_Work to be completed:_
Repeat, without any change, the entries presented below.

_Data shown:_
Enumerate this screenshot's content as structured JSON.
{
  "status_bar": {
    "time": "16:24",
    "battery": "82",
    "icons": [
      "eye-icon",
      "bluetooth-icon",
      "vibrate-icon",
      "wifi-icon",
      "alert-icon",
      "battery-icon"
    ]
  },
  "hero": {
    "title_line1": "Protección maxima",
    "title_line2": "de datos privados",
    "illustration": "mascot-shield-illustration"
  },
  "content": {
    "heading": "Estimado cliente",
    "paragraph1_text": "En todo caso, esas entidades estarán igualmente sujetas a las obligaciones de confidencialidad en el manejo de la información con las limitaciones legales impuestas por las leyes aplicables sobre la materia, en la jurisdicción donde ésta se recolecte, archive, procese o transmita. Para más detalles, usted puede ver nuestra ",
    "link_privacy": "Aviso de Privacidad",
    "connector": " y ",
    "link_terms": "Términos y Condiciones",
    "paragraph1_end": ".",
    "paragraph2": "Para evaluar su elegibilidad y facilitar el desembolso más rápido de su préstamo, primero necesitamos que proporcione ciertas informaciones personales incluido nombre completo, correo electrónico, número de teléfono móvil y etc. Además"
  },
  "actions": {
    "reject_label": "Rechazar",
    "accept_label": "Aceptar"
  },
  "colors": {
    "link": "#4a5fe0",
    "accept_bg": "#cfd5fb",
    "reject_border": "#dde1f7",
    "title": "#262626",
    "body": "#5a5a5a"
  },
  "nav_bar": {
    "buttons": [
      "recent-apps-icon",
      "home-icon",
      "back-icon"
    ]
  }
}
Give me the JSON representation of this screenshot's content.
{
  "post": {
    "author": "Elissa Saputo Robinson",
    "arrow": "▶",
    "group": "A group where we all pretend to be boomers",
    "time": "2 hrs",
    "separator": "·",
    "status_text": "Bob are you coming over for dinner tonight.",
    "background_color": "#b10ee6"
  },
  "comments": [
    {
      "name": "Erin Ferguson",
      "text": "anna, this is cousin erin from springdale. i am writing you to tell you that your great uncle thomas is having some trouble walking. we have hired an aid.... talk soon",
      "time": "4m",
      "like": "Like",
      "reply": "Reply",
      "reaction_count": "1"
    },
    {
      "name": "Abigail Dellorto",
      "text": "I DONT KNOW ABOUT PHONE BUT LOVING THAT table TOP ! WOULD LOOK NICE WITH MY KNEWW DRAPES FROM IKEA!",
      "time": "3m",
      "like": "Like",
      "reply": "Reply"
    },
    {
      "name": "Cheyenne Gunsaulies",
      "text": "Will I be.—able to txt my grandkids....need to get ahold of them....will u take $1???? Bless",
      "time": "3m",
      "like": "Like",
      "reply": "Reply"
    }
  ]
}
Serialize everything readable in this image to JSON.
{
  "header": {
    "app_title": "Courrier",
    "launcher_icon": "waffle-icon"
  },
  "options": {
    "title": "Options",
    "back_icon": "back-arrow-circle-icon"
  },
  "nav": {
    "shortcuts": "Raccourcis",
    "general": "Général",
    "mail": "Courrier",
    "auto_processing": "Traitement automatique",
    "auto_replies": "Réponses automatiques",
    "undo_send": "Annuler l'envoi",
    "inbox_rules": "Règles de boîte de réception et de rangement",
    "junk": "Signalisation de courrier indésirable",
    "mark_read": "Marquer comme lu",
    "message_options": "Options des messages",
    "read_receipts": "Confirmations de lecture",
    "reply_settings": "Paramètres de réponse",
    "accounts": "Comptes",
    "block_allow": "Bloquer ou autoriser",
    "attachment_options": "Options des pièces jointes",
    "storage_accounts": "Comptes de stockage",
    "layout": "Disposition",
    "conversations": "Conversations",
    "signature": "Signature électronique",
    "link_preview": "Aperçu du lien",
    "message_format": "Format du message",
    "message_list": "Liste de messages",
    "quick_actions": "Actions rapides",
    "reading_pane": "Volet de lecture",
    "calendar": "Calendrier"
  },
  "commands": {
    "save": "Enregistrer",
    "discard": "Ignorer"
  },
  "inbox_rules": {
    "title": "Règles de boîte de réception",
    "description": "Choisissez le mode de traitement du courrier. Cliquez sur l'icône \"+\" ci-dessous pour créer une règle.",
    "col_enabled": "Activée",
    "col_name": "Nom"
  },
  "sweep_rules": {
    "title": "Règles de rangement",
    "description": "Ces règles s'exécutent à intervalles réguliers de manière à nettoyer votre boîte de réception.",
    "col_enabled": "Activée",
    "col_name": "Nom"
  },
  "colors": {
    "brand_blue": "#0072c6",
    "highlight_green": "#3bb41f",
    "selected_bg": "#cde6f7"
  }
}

_Exercise answer:_
Enumerate this screenshot's content as structured JSON.
{
  "status_bar": {
    "time": "16:24",
    "battery": "82",
    "icons": [
      "eye-icon",
      "bluetooth-icon",
      "vibrate-icon",
      "wifi-icon",
      "alert-icon",
      "battery-icon"
    ]
  },
  "hero": {
    "title_line1": "Protección maxima",
    "title_line2": "de datos privados",
    "illustration": "mascot-shield-illustration"
  },
  "content": {
    "heading": "Estimado cliente",
    "paragraph1_text": "En todo caso, esas entidades estarán igualmente sujetas a las obligaciones de confidencialidad en el manejo de la información con las limitaciones legales impuestas por las leyes aplicables sobre la materia, en la jurisdicción donde ésta se recolecte, archive, procese o transmita. Para más detalles, usted puede ver nuestra ",
    "link_privacy": "Aviso de Privacidad",
    "connector": " y ",
    "link_terms": "Términos y Condiciones",
    "paragraph1_end": ".",
    "paragraph2": "Para evaluar su elegibilidad y facilitar el desembolso más rápido de su préstamo, primero necesitamos que proporcione ciertas informaciones personales incluido nombre completo, correo electrónico, número de teléfono móvil y etc. Además"
  },
  "actions": {
    "reject_label": "Rechazar",
    "accept_label": "Aceptar"
  },
  "colors": {
    "link": "#4a5fe0",
    "accept_bg": "#cfd5fb",
    "reject_border": "#dde1f7",
    "title": "#262626",
    "body": "#5a5a5a"
  },
  "nav_bar": {
    "buttons": [
      "recent-apps-icon",
      "home-icon",
      "back-icon"
    ]
  }
}
Give me the JSON representation of this screenshot's content.
{
  "post": {
    "author": "Elissa Saputo Robinson",
    "arrow": "▶",
    "group": "A group where we all pretend to be boomers",
    "time": "2 hrs",
    "separator": "·",
    "status_text": "Bob are you coming over for dinner tonight.",
    "background_color": "#b10ee6"
  },
  "comments": [
    {
      "name": "Erin Ferguson",
      "text": "anna, this is cousin erin from springdale. i am writing you to tell you that your great uncle thomas is having some trouble walking. we have hired an aid.... talk soon",
      "time": "4m",
      "like": "Like",
      "reply": "Reply",
      "reaction_count": "1"
    },
    {
      "name": "Abigail Dellorto",
      "text": "I DONT KNOW ABOUT PHONE BUT LOVING THAT table TOP ! WOULD LOOK NICE WITH MY KNEWW DRAPES FROM IKEA!",
      "time": "3m",
      "like": "Like",
      "reply": "Reply"
    },
    {
      "name": "Cheyenne Gunsaulies",
      "text": "Will I be.—able to txt my grandkids....need to get ahold of them....will u take $1???? Bless",
      "time": "3m",
      "like": "Like",
      "reply": "Reply"
    }
  ]
}
Serialize everything readable in this image to JSON.
{
  "header": {
    "app_title": "Courrier",
    "launcher_icon": "waffle-icon"
  },
  "options": {
    "title": "Options",
    "back_icon": "back-arrow-circle-icon"
  },
  "nav": {
    "shortcuts": "Raccourcis",
    "general": "Général",
    "mail": "Courrier",
    "auto_processing": "Traitement automatique",
    "auto_replies": "Réponses automatiques",
    "undo_send": "Annuler l'envoi",
    "inbox_rules": "Règles de boîte de réception et de rangement",
    "junk": "Signalisation de courrier indésirable",
    "mark_read": "Marquer comme lu",
    "message_options": "Options des messages",
    "read_receipts": "Confirmations de lecture",
    "reply_settings": "Paramètres de réponse",
    "accounts": "Comptes",
    "block_allow": "Bloquer ou autoriser",
    "attachment_options": "Options des pièces jointes",
    "storage_accounts": "Comptes de stockage",
    "layout": "Disposition",
    "conversations": "Conversations",
    "signature": "Signature électronique",
    "link_preview": "Aperçu du lien",
    "message_format": "Format du message",
    "message_list": "Liste de messages",
    "quick_actions": "Actions rapides",
    "reading_pane": "Volet de lecture",
    "calendar": "Calendrier"
  },
  "commands": {
    "save": "Enregistrer",
    "discard": "Ignorer"
  },
  "inbox_rules": {
    "title": "Règles de boîte de réception",
    "description": "Choisissez le mode de traitement du courrier. Cliquez sur l'icône \"+\" ci-dessous pour créer une règle.",
    "col_enabled": "Activée",
    "col_name": "Nom"
  },
  "sweep_rules": {
    "title": "Règles de rangement",
    "description": "Ces règles s'exécutent à intervalles réguliers de manière à nettoyer votre boîte de réception.",
    "col_enabled": "Activée",
    "col_name": "Nom"
  },
  "colors": {
    "brand_blue": "#0072c6",
    "highlight_green": "#3bb41f",
    "selected_bg": "#cde6f7"
  }
}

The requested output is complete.